The ALJ determined that A.R. suffered impairments due to his ADHD and a learning disorder. However, he found that these impairments or combination of impairments, did not meet or medically equal a listed impairment in 20 C.F.R. Part 404, Subpart P, Appendix 1. Record at 66. The ALJ determined that A.R. has less than a marked limitation in four areas of functioning and no limitations in the remaining two areas. Record at 73. Accordingly the ALJ found that A.R. was not disabled.
Jackson asserts that the ALJ erred in failing to: (1) discuss that A.R.'s hours of special education instruction increased during eighth-grade; (2) discuss the global assessment of functioning (GAF) score awarded to A.R; (3) acknowledge the recommendation made by A.R.'s pediatrician that he receive a one-on-one aide; and (4) explain A.R.'s performance evaluation on the Brown ADD scales. R&R at 3.
This court in reviewing the R&R and ALJ's decision must determine whether the Commissioner's decision is supported by substantial evidence. Fagnoli v. Massanari, 247 F.3d 34, 38 (3d Cir. 2001). The Third Circuit has stated that "[s]ubstantial evidence . . . means such relevant evidence as a reasonable mind might accept as adequate." Id. (internal citations and quotations omitted).
Judge Hart found that the ALJ did fail to discuss some of the evidence referenced by Jackson. R&R at 12. However, Judge Hart concluded that the ALJ's errors would not have changed the Commissioner's decision, and that Jackson's motion for review should therefore be denied.
The R&R is correct that the arguments raised by Jackson, even if valid, do not show the ALJ's decision lacked substantial evidence. The increase in special education instruction was not determinative, as A.R. was found not to have a marked limitation in an area of functioning. R&R at 8. Second, "the evidence clearly fails to support a finding that A.R. had mental-health related behavioral problems to the degree indicated by a GAF score of 40." R&R at 9. As the R&R explains, Jackson's statements to the person conducting the GAF test that A.R. had been suspended five times during sixth-grade, or four times during seventh-grade, were without support.

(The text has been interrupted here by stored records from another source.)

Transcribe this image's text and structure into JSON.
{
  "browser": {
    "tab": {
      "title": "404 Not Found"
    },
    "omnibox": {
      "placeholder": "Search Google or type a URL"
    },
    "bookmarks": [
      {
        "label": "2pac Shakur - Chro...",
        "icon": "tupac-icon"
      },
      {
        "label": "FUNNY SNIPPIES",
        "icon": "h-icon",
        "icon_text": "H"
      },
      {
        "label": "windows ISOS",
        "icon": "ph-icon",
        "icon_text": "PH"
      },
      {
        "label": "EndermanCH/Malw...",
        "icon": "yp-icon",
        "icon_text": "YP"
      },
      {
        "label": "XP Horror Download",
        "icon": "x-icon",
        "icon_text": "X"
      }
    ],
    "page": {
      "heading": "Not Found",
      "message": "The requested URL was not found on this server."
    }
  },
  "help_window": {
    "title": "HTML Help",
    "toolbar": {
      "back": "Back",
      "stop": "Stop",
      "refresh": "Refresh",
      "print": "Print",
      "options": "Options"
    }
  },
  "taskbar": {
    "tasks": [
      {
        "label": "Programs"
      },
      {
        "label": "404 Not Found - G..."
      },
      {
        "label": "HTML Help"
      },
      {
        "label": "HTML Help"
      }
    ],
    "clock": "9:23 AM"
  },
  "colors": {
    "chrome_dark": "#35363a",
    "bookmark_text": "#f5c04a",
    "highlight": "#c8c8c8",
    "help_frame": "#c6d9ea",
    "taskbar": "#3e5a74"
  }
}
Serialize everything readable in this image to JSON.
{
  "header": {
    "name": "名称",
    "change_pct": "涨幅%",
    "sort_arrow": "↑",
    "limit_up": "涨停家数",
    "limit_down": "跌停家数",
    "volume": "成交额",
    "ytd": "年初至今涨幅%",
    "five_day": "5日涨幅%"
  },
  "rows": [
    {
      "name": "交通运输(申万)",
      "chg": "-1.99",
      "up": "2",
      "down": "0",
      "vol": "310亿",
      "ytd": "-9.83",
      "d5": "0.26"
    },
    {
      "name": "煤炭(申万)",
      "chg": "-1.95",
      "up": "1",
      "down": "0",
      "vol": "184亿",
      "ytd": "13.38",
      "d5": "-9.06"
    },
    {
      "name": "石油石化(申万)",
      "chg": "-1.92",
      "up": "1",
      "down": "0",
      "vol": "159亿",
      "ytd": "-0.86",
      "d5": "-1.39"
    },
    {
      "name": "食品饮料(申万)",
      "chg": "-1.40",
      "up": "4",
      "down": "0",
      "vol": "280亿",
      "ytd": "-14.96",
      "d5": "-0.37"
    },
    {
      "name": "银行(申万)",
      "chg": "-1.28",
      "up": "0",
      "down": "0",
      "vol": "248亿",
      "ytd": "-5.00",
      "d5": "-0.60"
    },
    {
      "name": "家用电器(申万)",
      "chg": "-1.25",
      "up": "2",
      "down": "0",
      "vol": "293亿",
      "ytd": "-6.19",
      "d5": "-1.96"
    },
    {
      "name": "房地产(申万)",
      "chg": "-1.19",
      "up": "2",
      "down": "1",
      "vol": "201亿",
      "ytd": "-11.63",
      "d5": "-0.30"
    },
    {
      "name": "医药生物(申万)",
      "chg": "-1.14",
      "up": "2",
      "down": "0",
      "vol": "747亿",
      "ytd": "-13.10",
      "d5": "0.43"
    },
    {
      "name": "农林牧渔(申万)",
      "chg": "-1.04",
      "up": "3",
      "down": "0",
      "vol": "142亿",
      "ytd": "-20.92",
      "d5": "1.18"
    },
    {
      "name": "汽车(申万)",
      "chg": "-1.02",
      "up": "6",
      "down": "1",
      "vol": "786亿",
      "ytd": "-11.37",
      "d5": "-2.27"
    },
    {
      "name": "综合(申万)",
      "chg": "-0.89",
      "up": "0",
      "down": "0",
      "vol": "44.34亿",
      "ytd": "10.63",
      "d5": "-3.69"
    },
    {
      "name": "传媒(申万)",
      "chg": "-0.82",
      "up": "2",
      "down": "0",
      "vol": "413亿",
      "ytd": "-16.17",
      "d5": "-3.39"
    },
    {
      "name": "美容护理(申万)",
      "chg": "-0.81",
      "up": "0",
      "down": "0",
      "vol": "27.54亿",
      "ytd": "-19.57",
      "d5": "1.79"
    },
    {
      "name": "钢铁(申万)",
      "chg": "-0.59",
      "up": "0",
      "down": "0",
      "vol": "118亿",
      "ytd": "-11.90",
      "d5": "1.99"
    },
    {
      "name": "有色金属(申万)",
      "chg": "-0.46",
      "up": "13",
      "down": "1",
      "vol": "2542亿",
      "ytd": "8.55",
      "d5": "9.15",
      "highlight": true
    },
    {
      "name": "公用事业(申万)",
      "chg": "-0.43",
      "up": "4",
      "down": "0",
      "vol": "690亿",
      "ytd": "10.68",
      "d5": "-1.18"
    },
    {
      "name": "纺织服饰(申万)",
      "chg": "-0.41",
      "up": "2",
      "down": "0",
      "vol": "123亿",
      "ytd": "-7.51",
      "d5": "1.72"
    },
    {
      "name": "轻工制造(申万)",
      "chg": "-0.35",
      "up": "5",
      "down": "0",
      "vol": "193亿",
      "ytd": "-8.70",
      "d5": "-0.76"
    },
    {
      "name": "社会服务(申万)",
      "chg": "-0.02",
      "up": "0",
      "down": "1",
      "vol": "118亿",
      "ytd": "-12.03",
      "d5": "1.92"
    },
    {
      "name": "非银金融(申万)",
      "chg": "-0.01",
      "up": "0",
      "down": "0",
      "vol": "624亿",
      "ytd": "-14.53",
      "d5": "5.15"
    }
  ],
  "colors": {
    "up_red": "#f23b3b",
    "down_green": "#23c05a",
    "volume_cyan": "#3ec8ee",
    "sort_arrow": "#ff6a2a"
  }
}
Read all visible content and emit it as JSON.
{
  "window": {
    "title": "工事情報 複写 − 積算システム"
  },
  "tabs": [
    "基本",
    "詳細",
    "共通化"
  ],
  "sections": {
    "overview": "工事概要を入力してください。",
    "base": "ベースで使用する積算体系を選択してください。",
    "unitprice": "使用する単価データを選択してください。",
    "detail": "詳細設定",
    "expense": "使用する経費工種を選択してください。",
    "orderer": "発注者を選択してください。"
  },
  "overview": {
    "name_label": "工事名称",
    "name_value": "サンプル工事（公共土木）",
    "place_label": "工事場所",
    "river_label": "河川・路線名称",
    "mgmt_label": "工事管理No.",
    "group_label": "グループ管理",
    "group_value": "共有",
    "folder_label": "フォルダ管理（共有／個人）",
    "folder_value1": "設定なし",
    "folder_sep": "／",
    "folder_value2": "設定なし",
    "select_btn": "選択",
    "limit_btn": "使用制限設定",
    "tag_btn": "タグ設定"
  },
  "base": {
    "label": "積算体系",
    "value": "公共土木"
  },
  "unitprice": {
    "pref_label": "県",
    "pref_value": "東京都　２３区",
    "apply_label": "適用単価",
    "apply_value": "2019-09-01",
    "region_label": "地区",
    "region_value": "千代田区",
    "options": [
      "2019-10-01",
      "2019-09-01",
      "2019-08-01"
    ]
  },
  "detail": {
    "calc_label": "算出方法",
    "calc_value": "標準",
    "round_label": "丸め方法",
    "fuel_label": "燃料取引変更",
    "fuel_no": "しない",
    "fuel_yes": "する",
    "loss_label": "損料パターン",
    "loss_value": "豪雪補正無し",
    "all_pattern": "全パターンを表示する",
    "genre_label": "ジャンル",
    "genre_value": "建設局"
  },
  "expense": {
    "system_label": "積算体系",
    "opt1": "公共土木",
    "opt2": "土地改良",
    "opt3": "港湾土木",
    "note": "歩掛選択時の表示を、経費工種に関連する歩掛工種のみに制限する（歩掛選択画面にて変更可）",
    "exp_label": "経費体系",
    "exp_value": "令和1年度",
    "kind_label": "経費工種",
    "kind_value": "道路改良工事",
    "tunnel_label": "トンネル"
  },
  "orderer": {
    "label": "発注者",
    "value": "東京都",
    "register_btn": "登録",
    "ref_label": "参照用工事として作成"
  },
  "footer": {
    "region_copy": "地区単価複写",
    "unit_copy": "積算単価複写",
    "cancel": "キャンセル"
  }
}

R&R at 9. Rather, A.R.'s special needs evaluation at the end of sixth-grade did not mention any behavioral issues, besides distractibility, and his IEPs for April, 2006 and for the 2007-2008 school-year did not set any behavioral goal. R&R at 9-10.
Third, the ALJ did, in fact, mention the letter written by A.R.'s treating physician, Dr. Selbst, recommending that he receive one-on-one assistance. R&R at 11. The ALJ found that the fact he did not receive such services was significant, given that "no one at his school seemed to feel he needed any behavioral assistance." R&R 11.
Finally, Jackson asserts that the ALJ erred in failing to mention the results of the Brown ADD Scale used as part of A.R.'s behavioral evaluation. The evaluation does not address the severity of his limitations. The most relevant parts of this evaluation state, "[A.R.] appears to be having some difficulty with his attending, memory, and auditory processing skills. [A.R.] will require accommodations and support in order to assist him with these skills in the classroom." R&R at 11. However, another evaluation showed his problems in this domain were "obvious," but not "serious" or "very serious." R&R at 12. Judge Hart, therefore, ...